For my first exercise back into things, I did a small value painting (also called monochromatic painting). I thought it was a good idea to revisit the things I’ve learned to get my muscle memory to come back. I can’t say it was easy because it was difficult to hold the brush and also hold my arm up for any length of time. I had a nerve block in my neck to help with pain control and one of the side effects is some nerve damage. Which can be overcome as the nerves are busy re-routing themselves. Every day I feel a bit more control is returning to my fingers and hand. My wrist still feels like I sprained it similar to when you slip and fall ice skating. My arm muscles are protesting and I know I still am not supposed to use them very much.

Next week I am going to the Plein Air Magazine’s Plein Air Convention in Tuscon with my artist friend, Susan McKelvy. I feel strong enough to participate in several days of plein air painting and workshops with some of the leading painters around. I am just not sure my skills are back up to par with where they were before my surgery. I’ll report back……


Are Drawing & Painting Related?

Are drawing and painting related? What does drawing have to do with painting? After all one is in color and one is not, right? And painting is using a brush and not something pointy, right?

My answers are: Yes, Everything, wrong and wrong.

Drawing has everything to do with painting. It helps artists work out the shapes, sizes and values of the color of paint we daub on canvas, paper or where ever we paint. Using black and white helps define and commit to the values of our composition as well as lay it out in a pleasing manner. Artists can use lines the same way we use brush strokes.

I recently got some gray markers for sketching in values in a drawing before I started painting. I took them to the life drawing sessions that meet weekly at the local art center and planned to try them out. They are great!
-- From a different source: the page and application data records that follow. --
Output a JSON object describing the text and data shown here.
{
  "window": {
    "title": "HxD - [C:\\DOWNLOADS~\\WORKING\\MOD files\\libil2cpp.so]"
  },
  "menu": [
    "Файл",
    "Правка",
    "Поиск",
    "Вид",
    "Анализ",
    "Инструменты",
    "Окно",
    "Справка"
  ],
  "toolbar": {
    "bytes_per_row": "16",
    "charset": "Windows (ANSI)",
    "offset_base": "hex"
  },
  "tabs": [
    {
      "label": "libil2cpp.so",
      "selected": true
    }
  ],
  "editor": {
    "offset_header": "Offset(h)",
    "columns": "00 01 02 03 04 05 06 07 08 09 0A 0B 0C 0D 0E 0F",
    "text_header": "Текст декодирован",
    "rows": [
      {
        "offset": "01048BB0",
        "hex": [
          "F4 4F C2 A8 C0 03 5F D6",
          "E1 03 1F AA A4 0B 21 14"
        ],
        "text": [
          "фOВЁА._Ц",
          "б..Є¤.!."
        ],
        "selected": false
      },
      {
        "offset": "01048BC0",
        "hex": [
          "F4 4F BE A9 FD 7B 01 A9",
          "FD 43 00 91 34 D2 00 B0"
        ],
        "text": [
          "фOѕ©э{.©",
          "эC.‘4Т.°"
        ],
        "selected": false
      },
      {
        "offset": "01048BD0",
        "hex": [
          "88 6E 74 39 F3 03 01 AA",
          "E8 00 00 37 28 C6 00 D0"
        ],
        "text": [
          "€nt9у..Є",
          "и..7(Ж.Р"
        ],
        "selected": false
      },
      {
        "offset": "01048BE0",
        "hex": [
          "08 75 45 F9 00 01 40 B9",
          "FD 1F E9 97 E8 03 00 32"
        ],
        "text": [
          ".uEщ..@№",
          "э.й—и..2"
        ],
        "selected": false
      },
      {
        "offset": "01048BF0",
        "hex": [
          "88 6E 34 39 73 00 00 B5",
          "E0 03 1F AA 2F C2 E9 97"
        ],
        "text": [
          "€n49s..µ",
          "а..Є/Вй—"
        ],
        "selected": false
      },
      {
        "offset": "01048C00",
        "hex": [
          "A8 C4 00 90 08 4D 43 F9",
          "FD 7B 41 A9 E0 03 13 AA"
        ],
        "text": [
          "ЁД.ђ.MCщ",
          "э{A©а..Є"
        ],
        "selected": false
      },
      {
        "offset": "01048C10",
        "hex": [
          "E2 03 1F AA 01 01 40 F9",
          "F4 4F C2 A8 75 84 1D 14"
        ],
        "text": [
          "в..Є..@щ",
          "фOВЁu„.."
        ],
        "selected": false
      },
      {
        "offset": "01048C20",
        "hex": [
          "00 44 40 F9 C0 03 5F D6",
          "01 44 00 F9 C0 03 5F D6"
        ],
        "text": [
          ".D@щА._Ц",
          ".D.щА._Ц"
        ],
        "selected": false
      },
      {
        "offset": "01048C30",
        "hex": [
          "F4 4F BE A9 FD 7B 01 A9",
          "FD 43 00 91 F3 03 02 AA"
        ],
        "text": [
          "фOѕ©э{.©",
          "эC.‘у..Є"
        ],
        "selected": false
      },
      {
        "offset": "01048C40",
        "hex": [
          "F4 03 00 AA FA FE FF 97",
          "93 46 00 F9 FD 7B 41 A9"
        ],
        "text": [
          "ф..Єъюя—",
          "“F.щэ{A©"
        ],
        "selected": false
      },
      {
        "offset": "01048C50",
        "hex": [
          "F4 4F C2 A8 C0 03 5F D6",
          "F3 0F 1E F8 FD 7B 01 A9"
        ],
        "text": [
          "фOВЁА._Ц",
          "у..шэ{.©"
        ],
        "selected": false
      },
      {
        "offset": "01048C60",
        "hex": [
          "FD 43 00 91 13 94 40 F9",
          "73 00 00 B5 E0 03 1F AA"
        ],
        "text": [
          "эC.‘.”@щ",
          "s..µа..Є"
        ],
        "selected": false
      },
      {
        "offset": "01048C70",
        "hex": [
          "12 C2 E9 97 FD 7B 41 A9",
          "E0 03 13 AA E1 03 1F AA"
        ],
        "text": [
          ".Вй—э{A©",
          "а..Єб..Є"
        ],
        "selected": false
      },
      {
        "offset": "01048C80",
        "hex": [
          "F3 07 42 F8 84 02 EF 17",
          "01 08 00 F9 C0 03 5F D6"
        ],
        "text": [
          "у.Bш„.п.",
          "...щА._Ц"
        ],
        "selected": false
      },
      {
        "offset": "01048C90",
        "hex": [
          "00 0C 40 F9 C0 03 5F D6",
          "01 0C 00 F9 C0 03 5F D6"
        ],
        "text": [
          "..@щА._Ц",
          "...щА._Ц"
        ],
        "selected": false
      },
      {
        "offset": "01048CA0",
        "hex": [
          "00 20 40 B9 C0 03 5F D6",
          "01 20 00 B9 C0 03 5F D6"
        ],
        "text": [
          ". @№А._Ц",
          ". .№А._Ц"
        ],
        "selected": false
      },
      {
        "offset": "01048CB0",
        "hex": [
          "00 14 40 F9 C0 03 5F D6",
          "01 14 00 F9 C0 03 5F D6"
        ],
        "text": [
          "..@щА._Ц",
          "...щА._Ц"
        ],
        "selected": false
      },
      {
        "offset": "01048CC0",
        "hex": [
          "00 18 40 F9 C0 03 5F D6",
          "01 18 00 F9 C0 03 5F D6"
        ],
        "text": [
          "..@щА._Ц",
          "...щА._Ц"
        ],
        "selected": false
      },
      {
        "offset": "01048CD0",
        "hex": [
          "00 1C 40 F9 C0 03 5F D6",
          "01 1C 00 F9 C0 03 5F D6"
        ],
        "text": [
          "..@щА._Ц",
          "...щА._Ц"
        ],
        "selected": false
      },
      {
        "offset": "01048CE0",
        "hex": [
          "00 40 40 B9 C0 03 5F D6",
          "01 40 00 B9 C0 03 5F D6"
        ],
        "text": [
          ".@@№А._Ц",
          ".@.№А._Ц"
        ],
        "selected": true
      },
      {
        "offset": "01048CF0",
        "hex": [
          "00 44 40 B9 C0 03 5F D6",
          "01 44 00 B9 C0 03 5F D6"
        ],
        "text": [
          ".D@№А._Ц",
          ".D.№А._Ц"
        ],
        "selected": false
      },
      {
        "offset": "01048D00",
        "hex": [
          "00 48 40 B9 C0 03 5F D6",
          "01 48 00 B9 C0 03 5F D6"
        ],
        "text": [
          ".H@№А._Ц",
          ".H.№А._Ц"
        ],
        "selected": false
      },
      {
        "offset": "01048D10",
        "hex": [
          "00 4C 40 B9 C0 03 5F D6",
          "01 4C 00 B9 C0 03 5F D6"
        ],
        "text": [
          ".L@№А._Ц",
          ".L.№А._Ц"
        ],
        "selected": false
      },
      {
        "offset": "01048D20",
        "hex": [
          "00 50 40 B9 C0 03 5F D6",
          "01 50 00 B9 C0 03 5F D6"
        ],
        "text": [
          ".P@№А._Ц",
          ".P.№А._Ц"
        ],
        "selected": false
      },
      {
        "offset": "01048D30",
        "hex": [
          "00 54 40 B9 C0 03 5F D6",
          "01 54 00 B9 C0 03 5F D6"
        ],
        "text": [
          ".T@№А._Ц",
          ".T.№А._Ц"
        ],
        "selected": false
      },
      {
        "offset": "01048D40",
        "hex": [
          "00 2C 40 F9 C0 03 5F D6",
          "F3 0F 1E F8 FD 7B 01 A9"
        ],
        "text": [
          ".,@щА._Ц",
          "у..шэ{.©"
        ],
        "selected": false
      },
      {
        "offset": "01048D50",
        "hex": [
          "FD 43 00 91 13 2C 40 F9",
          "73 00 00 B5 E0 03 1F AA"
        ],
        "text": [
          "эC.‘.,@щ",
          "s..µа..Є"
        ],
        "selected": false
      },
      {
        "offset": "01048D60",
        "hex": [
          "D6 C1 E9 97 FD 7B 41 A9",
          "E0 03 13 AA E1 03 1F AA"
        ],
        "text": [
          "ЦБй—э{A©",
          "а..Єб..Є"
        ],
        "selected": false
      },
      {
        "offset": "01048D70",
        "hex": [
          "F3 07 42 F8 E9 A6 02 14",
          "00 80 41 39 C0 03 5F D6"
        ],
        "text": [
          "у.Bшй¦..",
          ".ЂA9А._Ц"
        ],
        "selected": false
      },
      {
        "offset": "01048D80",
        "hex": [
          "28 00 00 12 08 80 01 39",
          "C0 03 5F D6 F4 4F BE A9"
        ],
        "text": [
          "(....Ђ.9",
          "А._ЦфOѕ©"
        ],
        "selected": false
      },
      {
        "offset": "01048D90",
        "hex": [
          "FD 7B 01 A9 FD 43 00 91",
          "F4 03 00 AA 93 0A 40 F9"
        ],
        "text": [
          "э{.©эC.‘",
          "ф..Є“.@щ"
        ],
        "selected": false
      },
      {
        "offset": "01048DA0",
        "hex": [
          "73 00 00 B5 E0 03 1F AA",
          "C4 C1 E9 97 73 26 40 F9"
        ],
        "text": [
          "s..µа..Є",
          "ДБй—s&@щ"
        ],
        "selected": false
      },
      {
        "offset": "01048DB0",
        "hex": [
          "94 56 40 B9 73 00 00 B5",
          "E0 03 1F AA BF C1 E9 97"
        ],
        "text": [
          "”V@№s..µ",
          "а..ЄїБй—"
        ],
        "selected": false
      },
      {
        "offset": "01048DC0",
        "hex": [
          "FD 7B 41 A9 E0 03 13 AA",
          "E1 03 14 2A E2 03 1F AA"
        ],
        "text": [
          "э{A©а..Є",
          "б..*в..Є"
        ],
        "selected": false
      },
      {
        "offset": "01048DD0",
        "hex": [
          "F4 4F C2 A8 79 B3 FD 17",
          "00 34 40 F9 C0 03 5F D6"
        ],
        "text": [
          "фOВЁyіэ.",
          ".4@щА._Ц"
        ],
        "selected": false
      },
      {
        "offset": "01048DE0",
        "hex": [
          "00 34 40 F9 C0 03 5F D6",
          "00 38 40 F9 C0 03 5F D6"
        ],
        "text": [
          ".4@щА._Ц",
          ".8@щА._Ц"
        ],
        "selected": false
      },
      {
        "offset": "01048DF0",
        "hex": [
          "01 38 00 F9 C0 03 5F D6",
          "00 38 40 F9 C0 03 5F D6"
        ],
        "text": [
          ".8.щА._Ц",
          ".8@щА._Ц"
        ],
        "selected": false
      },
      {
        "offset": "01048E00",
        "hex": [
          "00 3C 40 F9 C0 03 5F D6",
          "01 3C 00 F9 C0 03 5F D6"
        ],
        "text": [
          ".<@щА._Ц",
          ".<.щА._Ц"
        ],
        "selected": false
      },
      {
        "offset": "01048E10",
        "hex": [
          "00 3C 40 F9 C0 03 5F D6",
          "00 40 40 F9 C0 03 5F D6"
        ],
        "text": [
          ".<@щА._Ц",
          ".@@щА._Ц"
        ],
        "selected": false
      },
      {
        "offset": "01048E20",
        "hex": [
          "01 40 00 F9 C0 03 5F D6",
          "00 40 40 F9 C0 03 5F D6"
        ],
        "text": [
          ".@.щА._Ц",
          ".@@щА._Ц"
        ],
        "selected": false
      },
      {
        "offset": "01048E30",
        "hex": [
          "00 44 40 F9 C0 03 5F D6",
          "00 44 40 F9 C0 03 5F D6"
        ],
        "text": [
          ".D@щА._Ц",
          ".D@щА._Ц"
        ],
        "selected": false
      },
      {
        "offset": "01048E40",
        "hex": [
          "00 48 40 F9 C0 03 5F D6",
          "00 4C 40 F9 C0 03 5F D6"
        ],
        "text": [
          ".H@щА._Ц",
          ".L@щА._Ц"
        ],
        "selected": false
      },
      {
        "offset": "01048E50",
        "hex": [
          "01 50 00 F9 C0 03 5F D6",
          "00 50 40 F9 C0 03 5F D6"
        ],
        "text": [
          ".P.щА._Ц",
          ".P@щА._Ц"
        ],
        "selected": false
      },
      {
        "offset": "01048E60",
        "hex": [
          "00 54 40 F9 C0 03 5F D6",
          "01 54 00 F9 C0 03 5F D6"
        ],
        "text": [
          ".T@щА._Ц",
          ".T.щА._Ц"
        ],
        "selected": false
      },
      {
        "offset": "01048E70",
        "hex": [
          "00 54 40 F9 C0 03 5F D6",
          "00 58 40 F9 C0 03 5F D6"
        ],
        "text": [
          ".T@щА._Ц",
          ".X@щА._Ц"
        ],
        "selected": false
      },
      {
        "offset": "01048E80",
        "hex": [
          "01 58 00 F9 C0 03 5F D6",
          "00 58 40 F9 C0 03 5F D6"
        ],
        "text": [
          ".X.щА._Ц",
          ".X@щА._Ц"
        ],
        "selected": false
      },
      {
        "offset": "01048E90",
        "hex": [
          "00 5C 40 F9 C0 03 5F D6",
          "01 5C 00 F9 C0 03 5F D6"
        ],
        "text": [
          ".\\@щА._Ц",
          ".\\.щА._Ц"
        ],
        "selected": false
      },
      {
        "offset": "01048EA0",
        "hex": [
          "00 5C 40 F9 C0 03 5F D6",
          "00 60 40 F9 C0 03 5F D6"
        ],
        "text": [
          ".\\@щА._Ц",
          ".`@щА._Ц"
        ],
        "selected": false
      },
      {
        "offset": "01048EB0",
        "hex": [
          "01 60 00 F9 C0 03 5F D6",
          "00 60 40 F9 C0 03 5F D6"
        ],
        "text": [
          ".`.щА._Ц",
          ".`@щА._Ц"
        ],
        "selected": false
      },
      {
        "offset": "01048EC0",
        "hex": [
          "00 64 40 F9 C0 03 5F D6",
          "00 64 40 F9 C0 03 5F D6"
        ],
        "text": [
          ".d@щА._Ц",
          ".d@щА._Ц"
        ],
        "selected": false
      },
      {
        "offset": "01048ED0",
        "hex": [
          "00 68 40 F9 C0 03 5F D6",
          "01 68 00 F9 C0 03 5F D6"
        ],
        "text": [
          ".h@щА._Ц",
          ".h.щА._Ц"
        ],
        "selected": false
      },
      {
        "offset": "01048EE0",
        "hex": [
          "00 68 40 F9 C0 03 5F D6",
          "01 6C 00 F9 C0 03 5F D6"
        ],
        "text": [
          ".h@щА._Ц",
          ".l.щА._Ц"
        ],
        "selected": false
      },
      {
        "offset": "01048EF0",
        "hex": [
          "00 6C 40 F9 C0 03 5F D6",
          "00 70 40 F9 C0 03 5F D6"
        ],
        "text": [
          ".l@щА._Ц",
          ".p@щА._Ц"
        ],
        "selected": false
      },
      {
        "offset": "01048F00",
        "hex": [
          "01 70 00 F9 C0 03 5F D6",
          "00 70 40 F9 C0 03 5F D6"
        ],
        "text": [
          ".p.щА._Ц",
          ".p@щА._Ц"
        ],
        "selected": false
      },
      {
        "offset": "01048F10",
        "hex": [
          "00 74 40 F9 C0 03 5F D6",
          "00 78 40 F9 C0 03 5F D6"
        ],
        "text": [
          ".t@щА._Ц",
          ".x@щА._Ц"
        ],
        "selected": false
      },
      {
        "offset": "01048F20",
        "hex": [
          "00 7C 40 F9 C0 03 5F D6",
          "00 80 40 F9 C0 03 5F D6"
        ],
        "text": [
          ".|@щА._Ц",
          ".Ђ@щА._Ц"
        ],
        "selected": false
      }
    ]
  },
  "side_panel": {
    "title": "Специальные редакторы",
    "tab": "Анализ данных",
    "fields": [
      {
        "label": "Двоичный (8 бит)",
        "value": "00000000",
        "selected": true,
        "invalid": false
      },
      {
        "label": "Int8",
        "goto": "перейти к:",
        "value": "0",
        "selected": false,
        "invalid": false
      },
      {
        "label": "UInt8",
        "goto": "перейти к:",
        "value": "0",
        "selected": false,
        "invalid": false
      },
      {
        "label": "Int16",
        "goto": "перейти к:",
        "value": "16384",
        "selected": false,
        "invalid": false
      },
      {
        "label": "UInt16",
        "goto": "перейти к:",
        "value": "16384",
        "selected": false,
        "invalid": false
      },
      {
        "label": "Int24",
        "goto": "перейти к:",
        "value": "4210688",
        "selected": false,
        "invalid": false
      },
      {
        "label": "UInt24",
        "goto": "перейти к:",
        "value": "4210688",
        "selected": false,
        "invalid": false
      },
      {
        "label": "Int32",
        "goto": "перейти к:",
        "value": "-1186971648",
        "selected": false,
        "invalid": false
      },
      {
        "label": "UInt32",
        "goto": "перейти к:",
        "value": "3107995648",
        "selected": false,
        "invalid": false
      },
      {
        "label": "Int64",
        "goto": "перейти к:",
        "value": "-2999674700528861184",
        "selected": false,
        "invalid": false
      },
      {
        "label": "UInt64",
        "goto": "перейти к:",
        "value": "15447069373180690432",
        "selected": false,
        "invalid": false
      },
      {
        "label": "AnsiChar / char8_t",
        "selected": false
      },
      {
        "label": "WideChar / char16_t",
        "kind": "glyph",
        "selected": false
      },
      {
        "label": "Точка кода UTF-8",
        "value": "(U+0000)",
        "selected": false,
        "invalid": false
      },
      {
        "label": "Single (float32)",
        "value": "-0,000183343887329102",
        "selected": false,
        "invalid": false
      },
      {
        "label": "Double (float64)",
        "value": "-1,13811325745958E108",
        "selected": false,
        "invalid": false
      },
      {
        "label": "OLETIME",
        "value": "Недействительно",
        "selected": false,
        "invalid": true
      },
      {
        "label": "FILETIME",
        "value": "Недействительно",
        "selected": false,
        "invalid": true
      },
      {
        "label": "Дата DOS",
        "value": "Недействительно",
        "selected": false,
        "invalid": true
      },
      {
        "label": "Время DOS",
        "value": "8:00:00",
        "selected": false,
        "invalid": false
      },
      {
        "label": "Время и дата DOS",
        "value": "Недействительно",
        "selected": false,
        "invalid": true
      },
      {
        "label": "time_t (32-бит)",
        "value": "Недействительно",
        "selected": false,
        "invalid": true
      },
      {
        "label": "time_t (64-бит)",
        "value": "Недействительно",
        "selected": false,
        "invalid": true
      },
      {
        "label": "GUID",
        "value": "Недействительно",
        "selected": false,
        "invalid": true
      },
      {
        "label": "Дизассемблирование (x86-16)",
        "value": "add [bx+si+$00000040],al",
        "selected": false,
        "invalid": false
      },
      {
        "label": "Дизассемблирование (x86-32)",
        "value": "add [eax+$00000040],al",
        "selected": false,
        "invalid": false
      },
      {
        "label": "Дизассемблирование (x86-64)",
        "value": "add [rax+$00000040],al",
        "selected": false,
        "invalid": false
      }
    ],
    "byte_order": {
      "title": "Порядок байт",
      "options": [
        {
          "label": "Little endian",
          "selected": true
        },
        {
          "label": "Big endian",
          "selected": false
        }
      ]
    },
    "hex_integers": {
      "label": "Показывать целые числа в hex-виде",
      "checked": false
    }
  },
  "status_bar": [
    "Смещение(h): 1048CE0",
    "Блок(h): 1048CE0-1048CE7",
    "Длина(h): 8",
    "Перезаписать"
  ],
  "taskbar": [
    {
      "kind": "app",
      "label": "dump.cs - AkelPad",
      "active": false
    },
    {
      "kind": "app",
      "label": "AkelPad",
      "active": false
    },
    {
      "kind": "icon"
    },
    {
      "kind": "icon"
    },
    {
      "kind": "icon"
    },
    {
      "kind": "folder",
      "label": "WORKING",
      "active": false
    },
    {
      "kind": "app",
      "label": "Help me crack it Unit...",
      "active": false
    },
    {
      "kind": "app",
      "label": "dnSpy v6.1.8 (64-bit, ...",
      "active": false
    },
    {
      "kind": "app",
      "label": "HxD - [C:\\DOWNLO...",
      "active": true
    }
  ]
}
I really enjoyed working with them.


Next I used them to do a value drawing of a little study I wanted to do.IMG_0009

Here is the photo I used:


I think it really helped me to see the shapes of the horse, trees and ground and the values I wanted to use. I also used it to set up my composition.

Here is the little 6″ x 6″ oil painting so far:


Its part of a few I plan to do as studies for a larger composition. I like it so far and think its working well for me.

Drawing and painting are related the same way as toast and jam or cornbread and beans! One without the other is just plain lonely.